A jury awarded $13.2 million to the two children of a man who died after a confrontation with police in Southern California three years ago.
The decision Wednesday came two days after jurors decided Anaheim officers were negligent and used unreasonable force against Fermin Vincent Valenzuela, the Orange County Register reported.
Valenzuela died from complications of asphyxia after officers used a stun gun and restraint hold to subdue the 32-year-old, who was high on meth and violently struggled with police during the July 2, 2016, incident.
The officers initially responded following reports of a suspicious man who had followed a woman to her home. They confronted Valenzuela at a laundromat.
The Orange County District Attorney’s Office found the two officers’ actions justified.

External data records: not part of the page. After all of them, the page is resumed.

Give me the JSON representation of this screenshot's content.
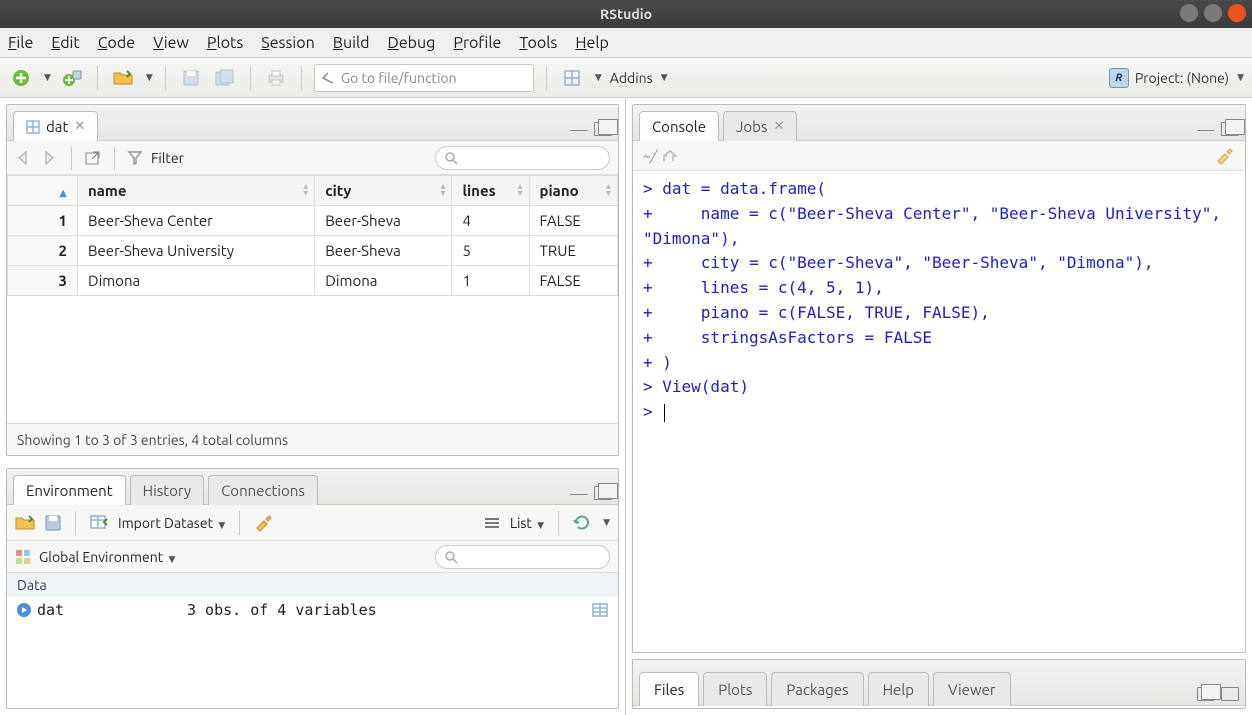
{
  "window_title": "RStudio",
  "menu": [
    "File",
    "Edit",
    "Code",
    "View",
    "Plots",
    "Session",
    "Build",
    "Debug",
    "Profile",
    "Tools",
    "Help"
  ],
  "toolbar": {
    "goto_placeholder": "Go to file/function",
    "addins_label": "Addins",
    "project_label": "Project: (None)"
  },
  "source_pane": {
    "tab_name": "dat",
    "filter_label": "Filter",
    "columns": [
      "name",
      "city",
      "lines",
      "piano"
    ],
    "rows": [
      {
        "n": 1,
        "name": "Beer-Sheva Center",
        "city": "Beer-Sheva",
        "lines": "4",
        "piano": "FALSE"
      },
      {
        "n": 2,
        "name": "Beer-Sheva University",
        "city": "Beer-Sheva",
        "lines": "5",
        "piano": "TRUE"
      },
      {
        "n": 3,
        "name": "Dimona",
        "city": "Dimona",
        "lines": "1",
        "piano": "FALSE"
      }
    ],
    "status": "Showing 1 to 3 of 3 entries, 4 total columns"
  },
  "env_pane": {
    "tabs": [
      "Environment",
      "History",
      "Connections"
    ],
    "import_label": "Import Dataset",
    "view_mode": "List",
    "scope_label": "Global Environment",
    "section": "Data",
    "items": [
      {
        "name": "dat",
        "desc": "3 obs. of  4 variables"
      }
    ]
  },
  "console_pane": {
    "tabs": [
      "Console",
      "Jobs"
    ],
    "wd": "~/",
    "lines": [
      "> dat = data.frame(",
      "+     name = c(\"Beer-Sheva Center\", \"Beer-Sheva University\", \"Dimona\"),",
      "+     city = c(\"Beer-Sheva\", \"Beer-Sheva\", \"Dimona\"),",
      "+     lines = c(4, 5, 1),",
      "+     piano = c(FALSE, TRUE, FALSE),",
      "+     stringsAsFactors = FALSE",
      "+ )",
      "> View(dat)",
      "> "
    ]
  },
  "files_pane": {
    "tabs": [
      "Files",
      "Plots",
      "Packages",
      "Help",
      "Viewer"
    ]
  }
}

Valenzuela’s family filed a federal wrongful-death lawsuit against the city, claiming he was unarmed and not a threat.
Anaheim city officials called the judgment “unwarranted.”
Spokesman Mike Lyster said city officials believe the officers “acted reasonably and in the best interest of public safety.”
After the confrontation, an unresponsive Valenzuela was taken to a hospital, where he suffered three heart attacks and was taken off life support on July 10, 2016.
Family attorney Garo Mardirossian said Wednesday that Valenzuela did not commit any serious crime and the carotid restraint officers executed should not have been used, calling it “too dangerous.” In that hold, an officer applies pressure on the sides of the neck, cutting off blood flow to the brain and causing a temporary loss of consciousness.
Jurors awarded $11.4 million to the minor son and $1.8 million for the younger daughter. At the time of their father’s death they were 9 and 5 years old respectively, one of the family’s attorneys said.
The trial, in U.S. District Court in Los Angeles, began on Nov. 12.